Announcement

Collapse
No announcement yet.

How do I set up a tiling texture simular to this in UDK?

Collapse
X
 
  • Filter
  • Time
  • Show
Clear All
new posts

    How do I set up a tiling texture simular to this in UDK?

    Hi Everyone,

    I'm creating a texture that's going to be similar to the way this one is set up:

    http://www.artbywaqas.com/HELP/udk/2_010.jpg


    I know how to apply and tile materials to a BSP wall in UDK but how would I apply multiple textures like these together?



    BTW this image is from 3D Game Textures -Create Professional Game Art Using Photoshop by Luke Ahearn. It's an amazing book and I highly recommend it.

    #2
    If BSP was used for that, the floor is made of multiple perfectly squared BSP faces, not 1 BSP face. All those textures are then applied to each face.

    Say the room is set up with 4 BSP faces across and 6 BSP faces down, you can set up a grid in photoshop to match this. If you want to use 1024 textures, that would be 1024x4 across and 1024x6 down) and take pieces from that that you want as the textures.

    Comment


      #3
      Might look cool, but using that many bsp's are going to give you issues. I'm guessing that was not done in UDK, as you can't do it in UDK in any clean manner.

      Comment


        #4
        Yeah, it's possible with BSP, but better with a static mesh. Especially since you can make one square piece and just duplicate it throughout the scene. I can faintly see the seams so it's definitely modular pieces.

        Comment


          #5
          Originally posted by Graylord View Post
          Might look cool, but using that many bsp's are going to give you issues. I'm guessing that was not done in UDK, as you can't do it in UDK in any clean manner.
          That's really not much BSP work. There are dozens of UT3 maps with thousands of BSP brushes and they work just fine.

          Comment


            #6
            It's best to make modular static meshes.

            Comment

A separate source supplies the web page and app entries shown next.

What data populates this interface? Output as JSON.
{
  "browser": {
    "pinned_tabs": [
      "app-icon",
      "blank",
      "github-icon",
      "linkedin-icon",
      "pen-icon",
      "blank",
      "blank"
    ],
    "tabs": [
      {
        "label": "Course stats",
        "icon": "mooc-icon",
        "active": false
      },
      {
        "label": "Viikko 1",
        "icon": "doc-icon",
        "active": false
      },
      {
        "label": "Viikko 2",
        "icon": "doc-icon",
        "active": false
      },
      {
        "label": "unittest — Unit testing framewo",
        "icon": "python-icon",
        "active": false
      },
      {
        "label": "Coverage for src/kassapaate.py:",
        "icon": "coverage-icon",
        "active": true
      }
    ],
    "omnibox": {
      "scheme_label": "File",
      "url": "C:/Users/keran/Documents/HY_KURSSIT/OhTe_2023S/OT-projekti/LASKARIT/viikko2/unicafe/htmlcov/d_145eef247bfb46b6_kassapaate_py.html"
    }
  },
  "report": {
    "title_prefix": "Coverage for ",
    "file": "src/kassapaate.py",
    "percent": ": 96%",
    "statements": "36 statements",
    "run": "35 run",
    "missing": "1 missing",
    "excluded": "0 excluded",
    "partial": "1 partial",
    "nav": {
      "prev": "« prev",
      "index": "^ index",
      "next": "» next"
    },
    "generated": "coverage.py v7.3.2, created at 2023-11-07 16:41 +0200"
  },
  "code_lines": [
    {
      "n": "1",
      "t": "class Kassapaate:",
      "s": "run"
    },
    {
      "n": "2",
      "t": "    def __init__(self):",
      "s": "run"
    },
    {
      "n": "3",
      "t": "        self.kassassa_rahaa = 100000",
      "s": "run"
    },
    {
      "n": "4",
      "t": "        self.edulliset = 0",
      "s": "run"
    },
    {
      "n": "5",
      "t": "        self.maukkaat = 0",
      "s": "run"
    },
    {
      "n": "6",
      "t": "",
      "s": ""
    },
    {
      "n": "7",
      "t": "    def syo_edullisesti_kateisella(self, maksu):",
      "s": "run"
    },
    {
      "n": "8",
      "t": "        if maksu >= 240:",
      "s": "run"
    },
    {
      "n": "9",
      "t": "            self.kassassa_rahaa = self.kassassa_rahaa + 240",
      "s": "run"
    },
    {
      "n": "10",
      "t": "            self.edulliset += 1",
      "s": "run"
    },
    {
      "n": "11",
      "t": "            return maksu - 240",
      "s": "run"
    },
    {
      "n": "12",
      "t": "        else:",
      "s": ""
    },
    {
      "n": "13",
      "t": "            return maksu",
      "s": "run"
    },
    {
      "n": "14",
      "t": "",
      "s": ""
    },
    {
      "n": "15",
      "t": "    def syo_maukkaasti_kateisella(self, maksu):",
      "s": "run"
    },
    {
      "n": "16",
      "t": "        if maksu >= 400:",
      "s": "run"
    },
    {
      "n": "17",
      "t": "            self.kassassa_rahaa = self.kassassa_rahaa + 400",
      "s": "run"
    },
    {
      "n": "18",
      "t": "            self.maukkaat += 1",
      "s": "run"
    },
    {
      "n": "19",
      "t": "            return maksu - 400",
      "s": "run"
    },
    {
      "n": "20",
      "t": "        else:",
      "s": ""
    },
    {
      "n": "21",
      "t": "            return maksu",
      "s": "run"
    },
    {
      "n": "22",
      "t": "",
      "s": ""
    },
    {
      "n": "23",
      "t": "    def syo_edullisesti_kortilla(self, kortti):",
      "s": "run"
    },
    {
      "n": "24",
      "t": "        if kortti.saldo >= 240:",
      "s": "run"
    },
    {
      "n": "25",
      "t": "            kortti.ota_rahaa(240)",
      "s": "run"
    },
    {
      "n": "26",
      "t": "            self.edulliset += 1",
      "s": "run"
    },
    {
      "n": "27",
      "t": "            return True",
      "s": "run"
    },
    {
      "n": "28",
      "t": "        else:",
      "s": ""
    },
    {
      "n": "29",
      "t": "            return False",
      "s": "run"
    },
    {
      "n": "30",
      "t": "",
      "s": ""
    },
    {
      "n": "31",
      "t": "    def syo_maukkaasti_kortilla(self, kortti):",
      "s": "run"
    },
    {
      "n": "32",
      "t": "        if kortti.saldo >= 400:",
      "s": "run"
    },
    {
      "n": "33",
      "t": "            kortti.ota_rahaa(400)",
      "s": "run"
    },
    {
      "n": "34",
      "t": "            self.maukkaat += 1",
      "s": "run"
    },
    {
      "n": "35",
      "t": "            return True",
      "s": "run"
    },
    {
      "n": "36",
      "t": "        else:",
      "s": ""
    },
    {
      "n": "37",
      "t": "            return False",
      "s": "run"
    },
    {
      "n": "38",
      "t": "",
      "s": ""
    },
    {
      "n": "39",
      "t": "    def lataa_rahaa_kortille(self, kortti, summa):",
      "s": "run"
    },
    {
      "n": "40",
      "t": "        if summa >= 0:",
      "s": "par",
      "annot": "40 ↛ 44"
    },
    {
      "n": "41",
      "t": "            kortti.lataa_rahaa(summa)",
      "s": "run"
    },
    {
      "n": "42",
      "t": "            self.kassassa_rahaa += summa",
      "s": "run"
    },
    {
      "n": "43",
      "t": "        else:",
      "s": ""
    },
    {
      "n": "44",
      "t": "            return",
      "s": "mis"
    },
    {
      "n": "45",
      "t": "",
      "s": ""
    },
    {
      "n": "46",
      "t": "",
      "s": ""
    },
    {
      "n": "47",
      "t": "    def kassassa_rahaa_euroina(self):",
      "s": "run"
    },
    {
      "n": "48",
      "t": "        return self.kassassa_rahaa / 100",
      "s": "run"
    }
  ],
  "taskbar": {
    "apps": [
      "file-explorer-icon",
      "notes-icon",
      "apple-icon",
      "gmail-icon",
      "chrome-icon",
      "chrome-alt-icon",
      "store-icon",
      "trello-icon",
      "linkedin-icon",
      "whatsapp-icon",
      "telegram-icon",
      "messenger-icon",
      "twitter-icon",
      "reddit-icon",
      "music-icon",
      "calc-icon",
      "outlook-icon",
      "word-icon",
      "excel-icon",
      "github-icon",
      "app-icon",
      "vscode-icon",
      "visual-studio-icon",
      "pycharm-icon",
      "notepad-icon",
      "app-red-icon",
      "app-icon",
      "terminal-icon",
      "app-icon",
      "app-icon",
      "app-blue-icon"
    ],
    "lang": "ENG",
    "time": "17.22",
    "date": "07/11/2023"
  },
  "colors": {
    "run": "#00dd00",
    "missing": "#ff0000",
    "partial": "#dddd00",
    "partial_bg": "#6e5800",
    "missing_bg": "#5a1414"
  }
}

              #7
              There are dozens of UT3 maps with thousands of BSP brushes and they work just fine.
              Most assuredly not.

              The UT3 maps have a couple of brushes each.

              Comment


                #8
                Yeah, I was thinking using static meshes would work best for this way too. It's the only way I can think of to create this type of texturemap set up for a floor or walls.

                I wonder which is more resource hungry static meshes with collision or bsps?

                Comment


                  #9
                  BSPs are definitely more resource intensive compared to low poly meshes with a single material.

                  Comment


                    #10
                    Originally posted by artbywaqas View Post
                    Yeah, I was thinking using static meshes would work best for this way too. It's the only way I can think of to create this type of texturemap set up for a floor or walls.

                    I wonder which is more resource hungry static meshes with collision or bsps?
                    static meshes and creating collision/blocking volumes is the most optimized. Creating meshes with simple collision primitives in your 3d package is easier, but not as optimized as using blocking volumes within Unreal. For your purposes, you will be ok making colliders in your 3d package, taking the easy route.

                    Comment


                      #11
                      Originally posted by jak_carver View Post
                      static meshes and creating collision/blocking volumes is the most optimized. Creating meshes with simple collision primitives in your 3d package is easier, but not as optimized as using blocking volumes within Unreal. For your purposes, you will be ok making colliders in your 3d package, taking the easy route.
                      Blocking volumes are useful for walls but not recommended for floors since it won't allow physical materials to be recognized so only default footstep sounds will play regardless of what you may be walking on. Also, I'm pretty sure collision meshes are needed for any type or damage event or traces in code.

                      Comment


                        #12
                        Not true, this is how we work in production

                        Comment


                          #13
                          The coding part? I wasn't entirely sure, but either way, blocking volumes on floors never provide a change in the footstep sounds for me depending on what physical material is assigned to the mesh.

                          Comment


                            #14
                            Originally posted by JessieG View Post
                            The coding part? I wasn't entirely sure, but either way, blocking volumes on floors never provide a change in the footstep sounds for me depending on what physical material is assigned to the mesh.
                            We have engineers that do a lot of custom stuff, so you're probably right pertaining to UDK development.

                            Either way, its a pretty good idea to use blocking volumes when possible to optimize your memory usage. Using collision primitives with your static meshes is good when it makes sense. It's all about fine tuning and balance.

                            Comment

                            Working...
                            X